Jeffrey Alston

Alston 2012
Dissertation Defense

Physical and electrochemical interactions within hybrid nanocomposites of ruthenium coordination complexes and single-walled carbon nanotubes


Abstract: 

 The research presented in this dissertation is a study of the interaction of ruthenium coordination complexes with single-walled carbon nanotubes (SWCNTs), a pursuit ultimately leading to the development of composite SWCNT materials. The work comprising this dissertation includes three major accomplishments: the synthesis and characterization of two new dinuclear ruthenium coordination complexes, the development of isothermal titration calorimetry (ITC) to thermodynamically quantify interactions with SWCNTs, and the fabrication and characterization of ruthenium complex—SWCNT hybrid nanocomposite electrodes.

The work leading to these major accomplishments is inspired by the goal of attaining control over assembly of nanoscale building blocks, i.e. SWCNTs. The first step towards this goal is the development of appropriate molecules that can nondestructively link two SWCNTs together without damaging the physical structure of the tube. [Cl(trpy)Ru(tpphz)Ru(trpy)Cl](PF6) 2 and [(phen)2Ru(tpphz)Ru(trpy)Cl](PF6)3 are the two ruthenium dimer molecules synthesized and discussed herein. They possess a rigid nanoscale pocket that contains conjugated π-electron density capable of interacting with the walls of SWCNTs. During the work to synthesize these complexes significant improvements were made to synthetic procedures to produce important precursors. The synthesis of the two complexes and the new synthetic procedures were novel.

The second step required the development of a new tool (ITC) to study the interaction thermodynamics of dispersions of SWCNTs. ITC is a well established tool to measure binding thermodynamics of biological proteins and enzymes. Based on the analogy that can drawn between SWCNTs in solution and proteins, I developed ITC methods and protocols for measuring interactions of solvents with SWCNTs as well as the binding of the ruthenium dimer complexes with SWCNTs. I have established that ITC can be an important nanoscale science and materials development tool which can provide detailed insight into the thermodynamic interactions of nanomaterials in solution.

I combined SWCNTs and ruthenium complexes, and developed procedures to fabricate nanocomposite films.
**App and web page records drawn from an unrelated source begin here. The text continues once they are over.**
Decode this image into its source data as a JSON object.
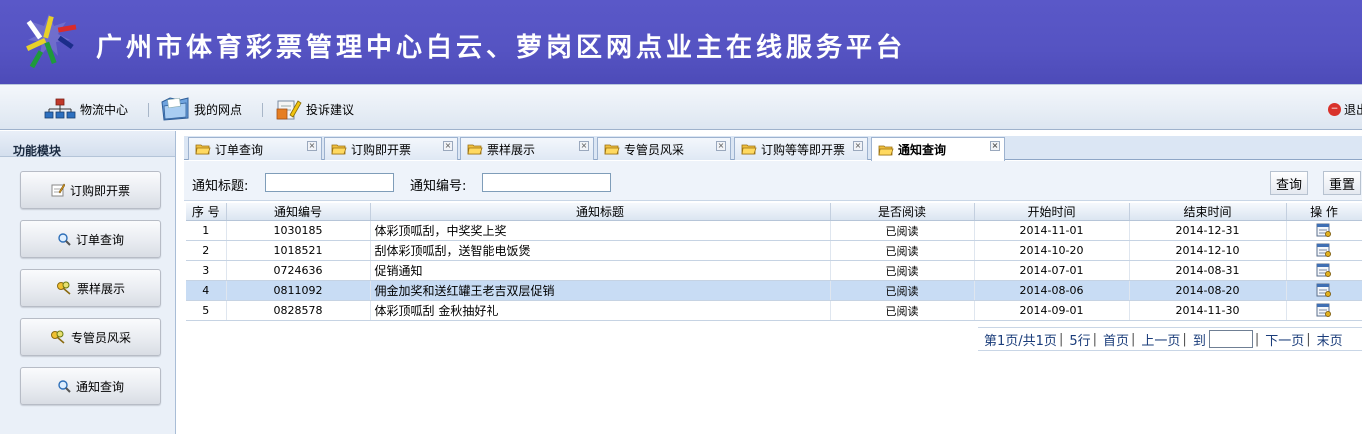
{
  "banner": {
    "title": "广州市体育彩票管理中心白云、萝岗区网点业主在线服务平台"
  },
  "toolbar": {
    "items": [
      {
        "label": "物流中心",
        "icon": "network-icon"
      },
      {
        "label": "我的网点",
        "icon": "folder-blue-icon"
      },
      {
        "label": "投诉建议",
        "icon": "feedback-edit-icon"
      }
    ],
    "exit_label": "退出"
  },
  "left_panel": {
    "title": "功能模块",
    "modules": [
      {
        "label": "订购即开票",
        "icon": "edit-note-icon"
      },
      {
        "label": "订单查询",
        "icon": "magnifier-icon"
      },
      {
        "label": "票样展示",
        "icon": "keys-icon"
      },
      {
        "label": "专管员风采",
        "icon": "keys-icon"
      },
      {
        "label": "通知查询",
        "icon": "magnifier-icon"
      }
    ]
  },
  "tabs": [
    {
      "label": "订单查询",
      "active": false
    },
    {
      "label": "订购即开票",
      "active": false
    },
    {
      "label": "票样展示",
      "active": false
    },
    {
      "label": "专管员风采",
      "active": false
    },
    {
      "label": "订购等等即开票",
      "active": false
    },
    {
      "label": "通知查询",
      "active": true
    }
  ],
  "search": {
    "title_label": "通知标题:",
    "title_value": "",
    "number_label": "通知编号:",
    "number_value": "",
    "query_button": "查询",
    "reset_button": "重置"
  },
  "table": {
    "columns": [
      "序 号",
      "通知编号",
      "通知标题",
      "是否阅读",
      "开始时间",
      "结束时间",
      "操 作"
    ],
    "rows": [
      {
        "seq": "1",
        "number": "1030185",
        "title": "体彩顶呱刮，中奖奖上奖",
        "read": "已阅读",
        "start": "2014-11-01",
        "end": "2014-12-31",
        "highlighted": false
      },
      {
        "seq": "2",
        "number": "1018521",
        "title": "刮体彩顶呱刮，送智能电饭煲",
        "read": "已阅读",
        "start": "2014-10-20",
        "end": "2014-12-10",
        "highlighted": false
      },
      {
        "seq": "3",
        "number": "0724636",
        "title": "促销通知",
        "read": "已阅读",
        "start": "2014-07-01",
        "end": "2014-08-31",
        "highlighted": false
      },
      {
        "seq": "4",
        "number": "0811092",
        "title": "佣金加奖和送红罐王老吉双层促销",
        "read": "已阅读",
        "start": "2014-08-06",
        "end": "2014-08-20",
        "highlighted": true
      },
      {
        "seq": "5",
        "number": "0828578",
        "title": "体彩顶呱刮 金秋抽好礼",
        "read": "已阅读",
        "start": "2014-09-01",
        "end": "2014-11-30",
        "highlighted": false
      }
    ]
  },
  "pager": {
    "page_info": "第1页/共1页",
    "rows_info": "5行",
    "first": "首页",
    "prev": "上一页",
    "goto": "到",
    "goto_value": "",
    "next": "下一页",
    "last": "末页"
  },
  "colors": {
    "banner": "#5553c2",
    "toolbar": "#dde6f1",
    "highlight_row": "#c8dcf4",
    "pager_link": "#1a3c7a"
  }
}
The films produced by our method improve on previously reported techniques by avoiding surfactants and binders which retard the properties of SWCNT films. I was able to transfer these films to various substrates and they were shown to have enhanced capacitance versus pristine SWCNT films when used as an electrode in an electrochemical cell. Augmenting SWCNT electrodes in this way has not been reported and the technique is a promising vehicle for photo-induced charge transfer as well as cheaper and lighter capacitor devices. 

Sponsoring Chair: Dr. Jordan Poler 
Committee: Dr. Steve Patterson, Dr. Markus Etzkorn, Dr. Thomas Schmedake, Dr. Maciej Noras 

Read Jeffrey's thesis here.